## GOAL OF THE EXERCISE:
Nothing in the records may change when you print them out again.

--- START ---

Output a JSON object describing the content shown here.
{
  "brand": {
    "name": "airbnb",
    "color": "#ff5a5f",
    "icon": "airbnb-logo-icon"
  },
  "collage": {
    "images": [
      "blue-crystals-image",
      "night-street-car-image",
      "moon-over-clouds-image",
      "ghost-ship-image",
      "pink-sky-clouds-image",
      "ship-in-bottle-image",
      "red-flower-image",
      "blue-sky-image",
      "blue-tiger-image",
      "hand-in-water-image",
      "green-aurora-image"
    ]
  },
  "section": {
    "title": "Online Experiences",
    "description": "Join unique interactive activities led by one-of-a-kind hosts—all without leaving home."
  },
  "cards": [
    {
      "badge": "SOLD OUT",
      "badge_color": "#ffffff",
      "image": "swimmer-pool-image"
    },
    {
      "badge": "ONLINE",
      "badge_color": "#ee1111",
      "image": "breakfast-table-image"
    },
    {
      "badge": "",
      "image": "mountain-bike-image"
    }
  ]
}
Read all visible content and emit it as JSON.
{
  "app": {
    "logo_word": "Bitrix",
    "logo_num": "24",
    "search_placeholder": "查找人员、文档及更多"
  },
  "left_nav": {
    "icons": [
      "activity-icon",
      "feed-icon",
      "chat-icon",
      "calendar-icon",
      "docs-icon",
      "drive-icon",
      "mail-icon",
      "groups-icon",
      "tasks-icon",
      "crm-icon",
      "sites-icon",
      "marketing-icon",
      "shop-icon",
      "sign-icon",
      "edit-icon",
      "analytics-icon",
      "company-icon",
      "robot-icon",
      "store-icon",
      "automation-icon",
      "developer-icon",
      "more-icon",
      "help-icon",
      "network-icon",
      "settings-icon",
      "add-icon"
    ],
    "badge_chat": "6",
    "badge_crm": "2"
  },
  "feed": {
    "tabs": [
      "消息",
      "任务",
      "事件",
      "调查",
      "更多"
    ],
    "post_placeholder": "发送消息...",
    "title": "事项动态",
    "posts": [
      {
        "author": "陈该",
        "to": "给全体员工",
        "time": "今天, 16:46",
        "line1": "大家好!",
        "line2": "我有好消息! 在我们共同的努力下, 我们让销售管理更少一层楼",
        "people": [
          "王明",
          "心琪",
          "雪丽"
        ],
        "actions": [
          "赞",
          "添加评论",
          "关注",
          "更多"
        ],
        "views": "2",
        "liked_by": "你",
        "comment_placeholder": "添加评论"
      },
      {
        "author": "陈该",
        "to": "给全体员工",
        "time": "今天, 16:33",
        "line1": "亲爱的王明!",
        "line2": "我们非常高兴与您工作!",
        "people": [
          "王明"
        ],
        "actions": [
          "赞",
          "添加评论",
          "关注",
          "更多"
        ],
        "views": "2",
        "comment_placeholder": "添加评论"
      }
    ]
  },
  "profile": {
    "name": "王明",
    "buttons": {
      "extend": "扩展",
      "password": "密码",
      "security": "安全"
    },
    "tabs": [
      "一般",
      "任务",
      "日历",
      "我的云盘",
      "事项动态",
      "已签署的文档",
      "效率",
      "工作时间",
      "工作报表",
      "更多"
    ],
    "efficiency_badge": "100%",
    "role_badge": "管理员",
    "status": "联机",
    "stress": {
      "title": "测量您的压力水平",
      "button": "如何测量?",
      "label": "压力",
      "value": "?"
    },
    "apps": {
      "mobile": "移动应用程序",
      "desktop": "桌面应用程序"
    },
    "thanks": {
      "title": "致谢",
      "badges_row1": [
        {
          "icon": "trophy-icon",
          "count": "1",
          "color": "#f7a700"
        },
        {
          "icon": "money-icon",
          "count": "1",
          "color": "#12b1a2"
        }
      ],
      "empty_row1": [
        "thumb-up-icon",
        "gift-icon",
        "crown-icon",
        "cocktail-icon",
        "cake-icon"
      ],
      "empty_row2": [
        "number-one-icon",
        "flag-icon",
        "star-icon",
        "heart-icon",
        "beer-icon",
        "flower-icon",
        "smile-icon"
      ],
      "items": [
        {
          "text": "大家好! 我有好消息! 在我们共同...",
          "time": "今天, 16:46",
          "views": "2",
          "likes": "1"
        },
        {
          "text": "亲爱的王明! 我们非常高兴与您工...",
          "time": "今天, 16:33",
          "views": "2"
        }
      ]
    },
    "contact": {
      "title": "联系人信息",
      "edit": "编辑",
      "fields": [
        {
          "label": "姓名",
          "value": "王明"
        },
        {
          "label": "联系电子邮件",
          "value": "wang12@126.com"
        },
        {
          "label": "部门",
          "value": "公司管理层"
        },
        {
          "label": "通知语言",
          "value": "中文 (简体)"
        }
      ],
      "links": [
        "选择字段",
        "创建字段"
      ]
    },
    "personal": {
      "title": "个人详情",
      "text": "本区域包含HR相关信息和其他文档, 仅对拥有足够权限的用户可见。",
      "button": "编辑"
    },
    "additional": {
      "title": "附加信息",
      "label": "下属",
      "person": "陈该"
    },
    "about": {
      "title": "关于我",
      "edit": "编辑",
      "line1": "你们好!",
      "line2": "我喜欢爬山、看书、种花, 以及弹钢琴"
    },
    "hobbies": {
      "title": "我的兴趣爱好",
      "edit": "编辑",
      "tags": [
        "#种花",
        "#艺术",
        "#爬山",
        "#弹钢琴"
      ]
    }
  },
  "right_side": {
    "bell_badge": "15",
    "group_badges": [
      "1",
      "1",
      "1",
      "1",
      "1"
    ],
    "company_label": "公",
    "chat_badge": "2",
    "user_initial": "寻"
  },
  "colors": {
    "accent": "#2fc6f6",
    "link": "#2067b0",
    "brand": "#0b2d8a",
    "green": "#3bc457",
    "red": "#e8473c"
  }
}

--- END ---

## OUTPUT OF THE EXERCISE:
Output a JSON object describing the content shown here.
{
  "brand": {
    "name": "airbnb",
    "color": "#ff5a5f",
    "icon": "airbnb-logo-icon"
  },
  "collage": {
    "images": [
      "blue-crystals-image",
      "night-street-car-image",
      "moon-over-clouds-image",
      "ghost-ship-image",
      "pink-sky-clouds-image",
      "ship-in-bottle-image",
      "red-flower-image",
      "blue-sky-image",
      "blue-tiger-image",
      "hand-in-water-image",
      "green-aurora-image"
    ]
  },
  "section": {
    "title": "Online Experiences",
    "description": "Join unique interactive activities led by one-of-a-kind hosts—all without leaving home."
  },
  "cards": [
    {
      "badge": "SOLD OUT",
      "badge_color": "#ffffff",
      "image": "swimmer-pool-image"
    },
    {
      "badge": "ONLINE",
      "badge_color": "#ee1111",
      "image": "breakfast-table-image"
    },
    {
      "badge": "",
      "image": "mountain-bike-image"
    }
  ]
}
Read all visible content and emit it as JSON.
{
  "app": {
    "logo_word": "Bitrix",
    "logo_num": "24",
    "search_placeholder": "查找人员、文档及更多"
  },
  "left_nav": {
    "icons": [
      "activity-icon",
      "feed-icon",
      "chat-icon",
      "calendar-icon",
      "docs-icon",
      "drive-icon",
      "mail-icon",
      "groups-icon",
      "tasks-icon",
      "crm-icon",
      "sites-icon",
      "marketing-icon",
      "shop-icon",
      "sign-icon",
      "edit-icon",
      "analytics-icon",
      "company-icon",
      "robot-icon",
      "store-icon",
      "automation-icon",
      "developer-icon",
      "more-icon",
      "help-icon",
      "network-icon",
      "settings-icon",
      "add-icon"
    ],
    "badge_chat": "6",
    "badge_crm": "2"
  },
  "feed": {
    "tabs": [
      "消息",
      "任务",
      "事件",
      "调查",
      "更多"
    ],
    "post_placeholder": "发送消息...",
    "title": "事项动态",
    "posts": [
      {
        "author": "陈该",
        "to": "给全体员工",
        "time": "今天, 16:46",
        "line1": "大家好!",
        "line2": "我有好消息! 在我们共同的努力下, 我们让销售管理更少一层楼",
        "people": [
          "王明",
          "心琪",
          "雪丽"
        ],
        "actions": [
          "赞",
          "添加评论",
          "关注",
          "更多"
        ],
        "views": "2",
        "liked_by": "你",
        "comment_placeholder": "添加评论"
      },
      {
        "author": "陈该",
        "to": "给全体员工",
        "time": "今天, 16:33",
        "line1": "亲爱的王明!",
        "line2": "我们非常高兴与您工作!",
        "people": [
          "王明"
        ],
        "actions": [
          "赞",
          "添加评论",
          "关注",
          "更多"
        ],
        "views": "2",
        "comment_placeholder": "添加评论"
      }
    ]
  },
  "profile": {
    "name": "王明",
    "buttons": {
      "extend": "扩展",
      "password": "密码",
      "security": "安全"
    },
    "tabs": [
      "一般",
      "任务",
      "日历",
      "我的云盘",
      "事项动态",
      "已签署的文档",
      "效率",
      "工作时间",
      "工作报表",
      "更多"
    ],
    "efficiency_badge": "100%",
    "role_badge": "管理员",
    "status": "联机",
    "stress": {
      "title": "测量您的压力水平",
      "button": "如何测量?",
      "label": "压力",
      "value": "?"
    },
    "apps": {
      "mobile": "移动应用程序",
      "desktop": "桌面应用程序"
    },
    "thanks": {
      "title": "致谢",
      "badges_row1": [
        {
          "icon": "trophy-icon",
          "count": "1",
          "color": "#f7a700"
        },
        {
          "icon": "money-icon",
          "count": "1",
          "color": "#12b1a2"
        }
      ],
      "empty_row1": [
        "thumb-up-icon",
        "gift-icon",
        "crown-icon",
        "cocktail-icon",
        "cake-icon"
      ],
      "empty_row2": [
        "number-one-icon",
        "flag-icon",
        "star-icon",
        "heart-icon",
        "beer-icon",
        "flower-icon",
        "smile-icon"
      ],
      "items": [
        {
          "text": "大家好! 我有好消息! 在我们共同...",
          "time": "今天, 16:46",
          "views": "2",
          "likes": "1"
        },
        {
          "text": "亲爱的王明! 我们非常高兴与您工...",
          "time": "今天, 16:33",
          "views": "2"
        }
      ]
    },
    "contact": {
      "title": "联系人信息",
      "edit": "编辑",
      "fields": [
        {
          "label": "姓名",
          "value": "王明"
        },
        {
          "label": "联系电子邮件",
          "value": "wang12@126.com"
        },
        {
          "label": "部门",
          "value": "公司管理层"
        },
        {
          "label": "通知语言",
          "value": "中文 (简体)"
        }
      ],
      "links": [
        "选择字段",
        "创建字段"
      ]
    },
    "personal": {
      "title": "个人详情",
      "text": "本区域包含HR相关信息和其他文档, 仅对拥有足够权限的用户可见。",
      "button": "编辑"
    },
    "additional": {
      "title": "附加信息",
      "label": "下属",
      "person": "陈该"
    },
    "about": {
      "title": "关于我",
      "edit": "编辑",
      "line1": "你们好!",
      "line2": "我喜欢爬山、看书、种花, 以及弹钢琴"
    },
    "hobbies": {
      "title": "我的兴趣爱好",
      "edit": "编辑",
      "tags": [
        "#种花",
        "#艺术",
        "#爬山",
        "#弹钢琴"
      ]
    }
  },
  "right_side": {
    "bell_badge": "15",
    "group_badges": [
      "1",
      "1",
      "1",
      "1",
      "1"
    ],
    "company_label": "公",
    "chat_badge": "2",
    "user_initial": "寻"
  },
  "colors": {
    "accent": "#2fc6f6",
    "link": "#2067b0",
    "brand": "#0b2d8a",
    "green": "#3bc457",
    "red": "#e8473c"
  }
}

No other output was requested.